Check out this language from a recent decision by the U.S. District Court for the District of D.C.:
The CityCenterDC development may be a laudable and exciting public-private partnership, and it may entail a more comprehensive level of urban planning and cooperation than the ordinary project, but the exercise will result in the creation of an enclave of private facilities. What is being constructed will be no more for the use and benefit of the population of the District than any other condominium or hotel: members of the general public will be welcome to enjoy the surrounding sidewalks, and possibly the lobby, and they can spend their dollars in the nearby shops and restaurants, but at the end of the day, they will not be permitted to go upstairs. CityCenterDC is not a public work of the District of Columbia, and the ARB’s decision to the contrary cannot be sustained.
District of Columbia v. Dep't of Labor, No. 13-0730 (D. D.C. Mar. 31, 2014), slip op. at 4.
Now before you get too excited, this is not an eminent domain case under the Fifth Amendment, but rather a case under a federal statute called the Davis-Bacon Act, which requires contractors to pay the prevailing labor rates for "public works" projects receiving significant federal funding.
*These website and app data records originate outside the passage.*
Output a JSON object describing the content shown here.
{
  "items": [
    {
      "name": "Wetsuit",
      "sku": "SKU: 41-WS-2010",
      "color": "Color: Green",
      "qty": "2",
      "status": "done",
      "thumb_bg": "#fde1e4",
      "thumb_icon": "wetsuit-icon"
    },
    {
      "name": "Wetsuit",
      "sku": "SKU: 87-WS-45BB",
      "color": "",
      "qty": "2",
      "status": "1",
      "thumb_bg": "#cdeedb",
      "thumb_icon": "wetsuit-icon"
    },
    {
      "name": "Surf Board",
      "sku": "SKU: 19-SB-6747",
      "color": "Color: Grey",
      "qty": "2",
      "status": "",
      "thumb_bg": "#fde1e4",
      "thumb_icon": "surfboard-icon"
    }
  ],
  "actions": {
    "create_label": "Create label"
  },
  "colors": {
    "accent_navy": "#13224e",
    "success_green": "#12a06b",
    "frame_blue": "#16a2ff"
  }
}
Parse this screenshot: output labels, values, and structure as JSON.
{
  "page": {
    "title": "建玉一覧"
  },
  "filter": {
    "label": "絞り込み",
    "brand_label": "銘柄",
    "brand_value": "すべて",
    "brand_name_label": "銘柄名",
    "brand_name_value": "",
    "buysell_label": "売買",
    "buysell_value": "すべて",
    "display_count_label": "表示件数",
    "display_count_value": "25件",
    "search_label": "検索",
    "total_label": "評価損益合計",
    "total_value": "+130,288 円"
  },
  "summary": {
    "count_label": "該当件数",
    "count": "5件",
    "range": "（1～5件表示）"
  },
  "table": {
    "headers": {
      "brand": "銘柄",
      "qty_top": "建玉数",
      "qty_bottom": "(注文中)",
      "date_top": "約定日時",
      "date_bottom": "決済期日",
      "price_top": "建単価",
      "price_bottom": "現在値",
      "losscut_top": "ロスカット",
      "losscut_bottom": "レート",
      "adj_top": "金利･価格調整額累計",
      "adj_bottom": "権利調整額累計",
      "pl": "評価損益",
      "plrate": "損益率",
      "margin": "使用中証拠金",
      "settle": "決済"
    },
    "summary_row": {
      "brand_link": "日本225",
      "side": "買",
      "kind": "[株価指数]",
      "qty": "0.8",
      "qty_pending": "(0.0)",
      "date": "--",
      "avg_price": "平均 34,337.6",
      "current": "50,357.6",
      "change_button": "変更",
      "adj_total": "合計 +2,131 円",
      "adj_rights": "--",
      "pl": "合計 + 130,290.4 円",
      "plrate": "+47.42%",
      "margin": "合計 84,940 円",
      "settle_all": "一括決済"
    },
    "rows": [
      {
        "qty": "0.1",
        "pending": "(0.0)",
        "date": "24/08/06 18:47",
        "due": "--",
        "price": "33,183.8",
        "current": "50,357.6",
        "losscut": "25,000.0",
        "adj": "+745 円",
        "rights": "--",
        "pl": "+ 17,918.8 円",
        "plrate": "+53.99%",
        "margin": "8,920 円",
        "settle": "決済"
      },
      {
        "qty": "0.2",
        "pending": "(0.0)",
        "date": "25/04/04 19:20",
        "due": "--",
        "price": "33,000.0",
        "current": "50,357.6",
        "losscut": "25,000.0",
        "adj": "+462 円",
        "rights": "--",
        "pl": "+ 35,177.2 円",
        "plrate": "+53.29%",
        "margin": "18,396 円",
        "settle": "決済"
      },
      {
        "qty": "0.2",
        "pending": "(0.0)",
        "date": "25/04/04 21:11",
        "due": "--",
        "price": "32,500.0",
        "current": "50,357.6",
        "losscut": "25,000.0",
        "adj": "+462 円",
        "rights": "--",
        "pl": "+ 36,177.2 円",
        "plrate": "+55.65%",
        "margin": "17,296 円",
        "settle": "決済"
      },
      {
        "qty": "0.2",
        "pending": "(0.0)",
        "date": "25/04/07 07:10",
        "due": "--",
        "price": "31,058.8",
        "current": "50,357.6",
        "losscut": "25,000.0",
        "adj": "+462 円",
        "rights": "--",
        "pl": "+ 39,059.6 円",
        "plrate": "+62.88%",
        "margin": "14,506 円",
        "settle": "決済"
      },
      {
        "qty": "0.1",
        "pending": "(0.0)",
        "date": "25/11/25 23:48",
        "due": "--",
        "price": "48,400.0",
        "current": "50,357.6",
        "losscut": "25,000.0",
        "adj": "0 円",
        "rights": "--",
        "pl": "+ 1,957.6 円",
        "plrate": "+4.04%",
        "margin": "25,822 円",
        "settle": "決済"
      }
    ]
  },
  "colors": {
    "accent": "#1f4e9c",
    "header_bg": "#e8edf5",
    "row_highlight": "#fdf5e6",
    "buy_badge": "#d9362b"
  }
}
You don't need to read the entire opinion for the details, but be sure to check out these passages, which should be familiar to condemnation lawyers who deal with public use questions:At bottom, there are two signature elements of a public works project: public dollars going into the project, and a public facility coming out of the project. CityCenterDC has neither. It is being privately financed by for-profit entities, and it will result in the creation of condominiums, apartments, office space, retail space, and a hotel that will be privately owned and operated. The fact that the project is expected to give rise to incidental public benefits – such as employment opportunities, increased tax revenue, and even a certain amount of open space – does not transform it into a public work; these are the goals of every urban development project. And the fact that the District has imposed certain requirements – even some at the level of particularity of the width of the sidewalks – does not alter the essence of the finished product. The ARB’s reliance on these details ignores the big picture: that the project is not being built by the government, for the government, or for the people the government represents.Slip op. at 3-4. So what's all this about courts not being able to tell when a proposal is public or private for purposes of the Takings Clause?
And here's a passage that somewhat mirrors Justice Thomas' dissent in Kelo, which argued for a straightforward application of "public use" in eminent domain:
Not long after the passage of the DBA, the Supreme Court emphasized that the term “public work” in a similar depression-era statute, the Miller Act, was meant to convey a concept that is “not technical but plain and specific.” United States v. Irwin, 316 U.S. 23, 30 (1942) (holding that the Howard University library, the construction of which was funded by Congress, constituted a “public work” under the Miller Act). Similarly, the Sixth Circuit held at the time that the definition of “public work” under the Heard Act, the predecessor of the Miller Act, was “without technical meaning and . . . to be understood in its plain, obvious and rational sense.” Peterson v. United States, 119 F.2d 145, 147 (6th Cir. 1941).
Slip op. at 17 (footnote omitted). Speaking of Kelo:
In the Court’s view, the ARB’s ruling fails at the first step of the Chevron analysis because the plain and obvious meaning of the statutory phrase “public buildings and public works” does not encompass a boutique hotel, a private office building, a condominium, or an apartment building, even an apartment building that reserves units to be rented – by private landlords to private tenants – at more affordable rates. The operative agreements in this case simply are not contracts for the construction of “public buildings or public works of” the District of Columbia, and therefore, the Davis-Bacon Act does not apply.
Slip op. at 18.
There's more, but you get our drift.